While the genetically modified organoids enhanced HuNoV replication by up to 30-fold in comparison to unmodified organoids we found that this varied between organoid lines examined (not shown). Surprisingly, we found that the process of differentiation, resulted in a significant increase in the basal levels of a number of ISGs (data not shown).
Therefore the reason for variation in the enhancement is unknown but it may relate to the ability of any given organoid line to respond effectively and produce a rapid and effective innate response. The ability to readily generate gene edited human intestinal organoids while possible, is still very much in its infancy (89), therefore the ability to overexpress viral innate immune antagonists provides a more rapid way of generating intestinal organoids with specific defects in innate immune pathways.
However, the simple inclusion of TPL or Rux appears to phenocopy the effect of overexpression of either NPro or V protein and can be readily applied to any organoid line. This low cost modification to culture conditions enhances the utility of the experimental system by improving the robustness of the replication.
The use of pharmacological inhibitors for the stimulation of viral infection has been described in many instances in immortalised cell lines (49, 56, 90), and more recently for viral infection of intestinal organoids (91). The mechanism of action of Rux is well defined as it specifically targets the JAK kinases (46).
In contrast, the mechanism of action of TPL is less well defined but recent data suggests a direct mode of action on RNA polymerase II-mediated transcription (55). TPL has previously been shown to stimulate the replication of VSV by the inhibition of the interferon induced transcriptional responses (56). While TPL is not clinically used due to problems with water solubility, a water soluble pro-drug minnelide, has been trialled as an anti-cancer treatment for a number of cancers including pancreatic cancer (92).
Norovirus infection has now been widely accepted as a significant cause of morbidity and mortality in immunocompromised patients (13). In such cases, patients on immunosuppressive therapy following organ or stem cell replacement therapies, or those undergoing treatment for cancer, often suffer from infection lasting months to years (13, 93).
Such infections have significant impact on the overall health of the affected patient, resulting in significant weight loss and a requirement for enhance nutritional support (94). Ruxolitinib, under the trade name Jakavi, is approved for the treatment of a range of diseases including splenomegaly in patients with myelofibrosis and has been shown to be effective in the treatment of chronic or acute (48, 95).
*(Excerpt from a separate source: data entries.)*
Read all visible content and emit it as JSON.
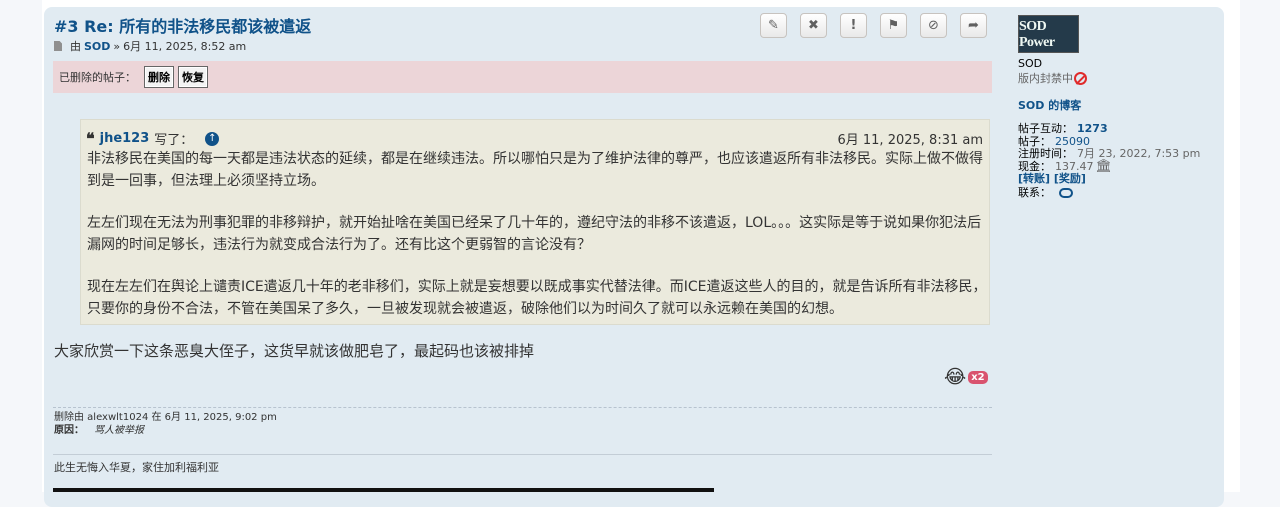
{
  "post": {
    "title": "#3 Re: 所有的非法移民都该被遣返",
    "meta_by": "由",
    "author": "SOD",
    "meta_sep": "»",
    "timestamp": "6月 11, 2025, 8:52 am",
    "actions": [
      {
        "name": "edit",
        "icon": "✎"
      },
      {
        "name": "delete",
        "icon": "✖"
      },
      {
        "name": "report",
        "icon": "!"
      },
      {
        "name": "gift",
        "icon": "⚑"
      },
      {
        "name": "ban",
        "icon": "⊘"
      },
      {
        "name": "quote",
        "icon": "➦"
      }
    ],
    "deleted_bar": {
      "label": "已删除的帖子：",
      "delete_btn": "删除",
      "restore_btn": "恢复"
    },
    "quote": {
      "author": "jhe123",
      "wrote": "写了：",
      "time": "6月 11, 2025, 8:31 am",
      "paragraphs": [
        "非法移民在美国的每一天都是违法状态的延续，都是在继续违法。所以哪怕只是为了维护法律的尊严，也应该遣返所有非法移民。实际上做不做得到是一回事，但法理上必须坚持立场。",
        "左左们现在无法为刑事犯罪的非移辩护，就开始扯啥在美国已经呆了几十年的，遵纪守法的非移不该遣返，LOL。。。这实际是等于说如果你犯法后漏网的时间足够长，违法行为就变成合法行为了。还有比这个更弱智的言论没有？",
        "现在左左们在舆论上谴责ICE遣返几十年的老非移们，实际上就是妄想要以既成事实代替法律。而ICE遣返这些人的目的，就是告诉所有非法移民，只要你的身份不合法，不管在美国呆了多久，一旦被发现就会被遣返，破除他们以为时间久了就可以永远赖在美国的幻想。"
      ]
    },
    "body": "大家欣赏一下这条恶臭大侄子，这货早就该做肥皂了，最起码也该被排掉",
    "reaction_count": "x2",
    "deletion": {
      "line": "删除由 alexwlt1024 在 6月 11, 2025, 9:02 pm",
      "reason_label": "原因：",
      "reason": "骂人被举报"
    },
    "signature": "此生无悔入华夏，家住加利福利亚"
  },
  "profile": {
    "avatar_text": "SOD Power",
    "name": "SOD",
    "rank": "版内封禁中",
    "blog": "SOD 的博客",
    "stats": {
      "interactions_label": "帖子互动：",
      "interactions": "1273",
      "posts_label": "帖子：",
      "posts": "25090",
      "joined_label": "注册时间：",
      "joined": "7月 23, 2022, 7:53 pm",
      "cash_label": "现金：",
      "cash": "137.47",
      "transfer": "[转账]",
      "reward": "[奖励]",
      "contact_label": "联系："
    }
  }
}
Our data could suggest that the sustained administration of Rux in patients where chronic norovirus has been detected, may exacerbate the disease. We note however that during a study examining the effect of Rux on NK cell function in patients with STAT1 gain of function mutations, a single patient with chronic norovirus infection appeared to clear the infection following Rux treatment (96). The impact of Rux treatment on viral loads, and whether clearance was spontaneous, or due to improved NK cell function was not reported.
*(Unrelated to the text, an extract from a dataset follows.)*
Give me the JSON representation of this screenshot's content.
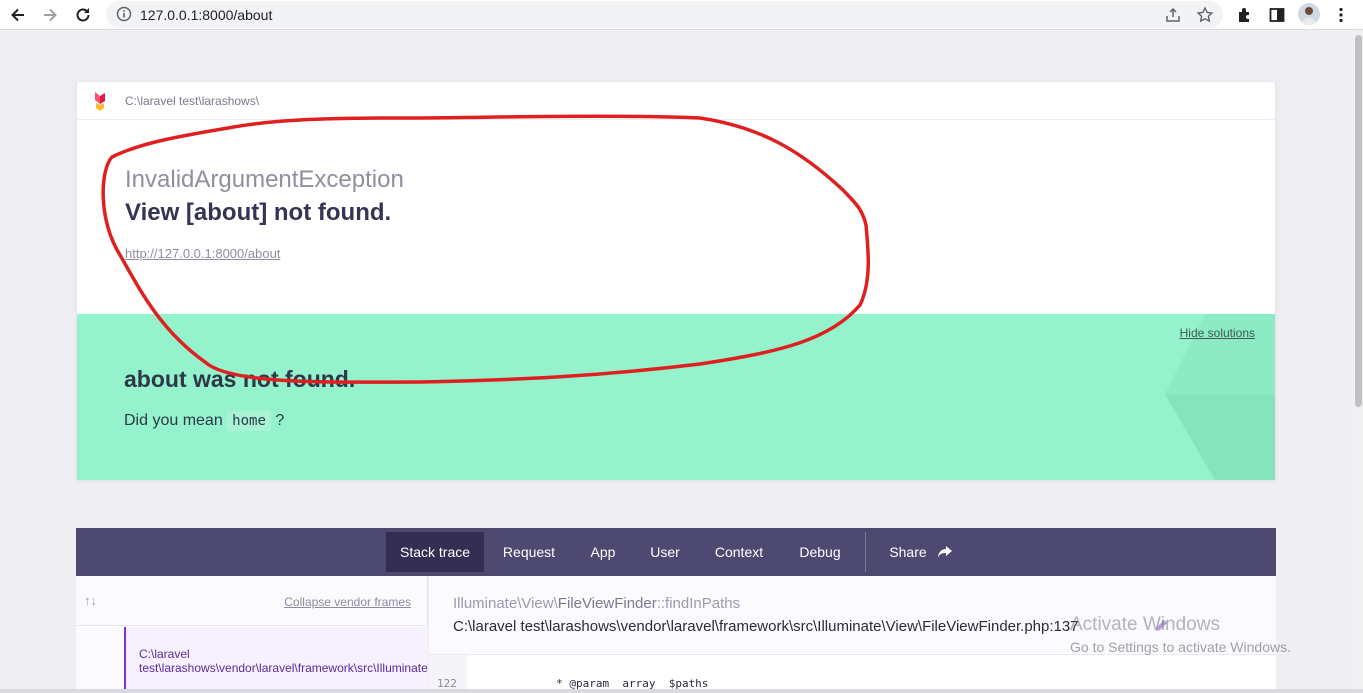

In summary, we have demonstrated HuNoV replication in IECs is restricted by the interferon response and that modulation of this response through either the genetic manipulation of intestinal organoids or the inclusion of pharmacological inhibitors, enhances HuNoV replication. Overall this work provides new insights into the cellular pathways and processes that control the replication of HuNoV, and provides improved conditions for the culture of HuNoV, enhancing the robustness of the HuNoV organoid culture system.
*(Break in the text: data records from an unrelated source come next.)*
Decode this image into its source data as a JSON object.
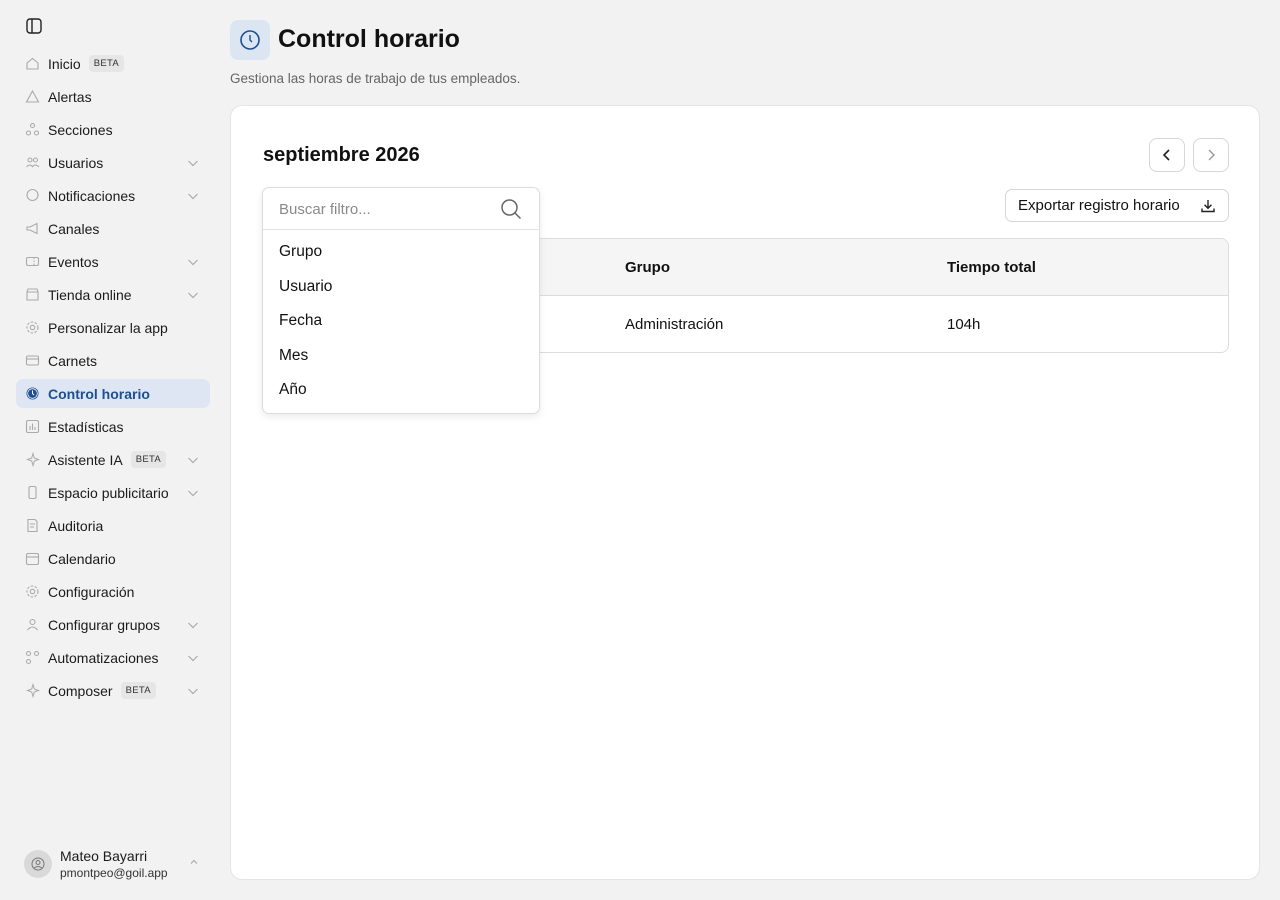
{
  "sidebar": {
    "items": [
      {
        "label": "Inicio",
        "icon": "home-icon",
        "badge": "BETA",
        "chevron": false,
        "active": false
      },
      {
        "label": "Alertas",
        "icon": "alert-icon",
        "badge": null,
        "chevron": false,
        "active": false
      },
      {
        "label": "Secciones",
        "icon": "sections-icon",
        "badge": null,
        "chevron": false,
        "active": false
      },
      {
        "label": "Usuarios",
        "icon": "users-icon",
        "badge": null,
        "chevron": true,
        "active": false
      },
      {
        "label": "Notificaciones",
        "icon": "chat-icon",
        "badge": null,
        "chevron": true,
        "active": false
      },
      {
        "label": "Canales",
        "icon": "megaphone-icon",
        "badge": null,
        "chevron": false,
        "active": false
      },
      {
        "label": "Eventos",
        "icon": "ticket-icon",
        "badge": null,
        "chevron": true,
        "active": false
      },
      {
        "label": "Tienda online",
        "icon": "store-icon",
        "badge": null,
        "chevron": true,
        "active": false
      },
      {
        "label": "Personalizar la app",
        "icon": "gear-icon",
        "badge": null,
        "chevron": false,
        "active": false
      },
      {
        "label": "Carnets",
        "icon": "card-icon",
        "badge": null,
        "chevron": false,
        "active": false
      },
      {
        "label": "Control horario",
        "icon": "clock-icon",
        "badge": null,
        "chevron": false,
        "active": true
      },
      {
        "label": "Estadísticas",
        "icon": "bar-chart-icon",
        "badge": null,
        "chevron": false,
        "active": false
      },
      {
        "label": "Asistente IA",
        "icon": "sparkle-icon",
        "badge": "BETA",
        "chevron": true,
        "active": false
      },
      {
        "label": "Espacio publicitario",
        "icon": "phone-icon",
        "badge": null,
        "chevron": true,
        "active": false
      },
      {
        "label": "Auditoria",
        "icon": "document-icon",
        "badge": null,
        "chevron": false,
        "active": false
      },
      {
        "label": "Calendario",
        "icon": "calendar-icon",
        "badge": null,
        "chevron": false,
        "active": false
      },
      {
        "label": "Configuración",
        "icon": "gear-icon",
        "badge": null,
        "chevron": false,
        "active": false
      },
      {
        "label": "Configurar grupos",
        "icon": "user-group-icon",
        "badge": null,
        "chevron": true,
        "active": false
      },
      {
        "label": "Automatizaciones",
        "icon": "workflow-icon",
        "badge": null,
        "chevron": true,
        "active": false
      },
      {
        "label": "Composer",
        "icon": "sparkle-icon",
        "badge": "BETA",
        "chevron": true,
        "active": false
      }
    ],
    "user": {
      "name": "Mateo Bayarri",
      "email": "pmontpeo@goil.app"
    }
  },
  "header": {
    "title": "Control horario",
    "subtitle": "Gestiona las horas de trabajo de tus empleados."
  },
  "main": {
    "month": "septiembre 2026",
    "export_label": "Exportar registro horario",
    "table": {
      "headers": [
        "Grupo",
        "Tiempo total"
      ],
      "rows": [
        [
          "Administración",
          "104h"
        ]
      ]
    }
  },
  "dropdown": {
    "placeholder": "Buscar filtro...",
    "options": [
      "Grupo",
      "Usuario",
      "Fecha",
      "Mes",
      "Año"
    ]
  },
  "colors": {
    "accent": "#1d4f91",
    "active_bg": "#dfe6f3",
    "background": "#f2f2f2"
  }
}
More information: Kosuke Murakami el al., “Bile acids and ceramide overcome the entry restriction for GII.3 human norovirus replication in human intestinal enteroids,” PNAS (2019). www.pnas.org/cgi/doi/10.1073/pnas.1910138117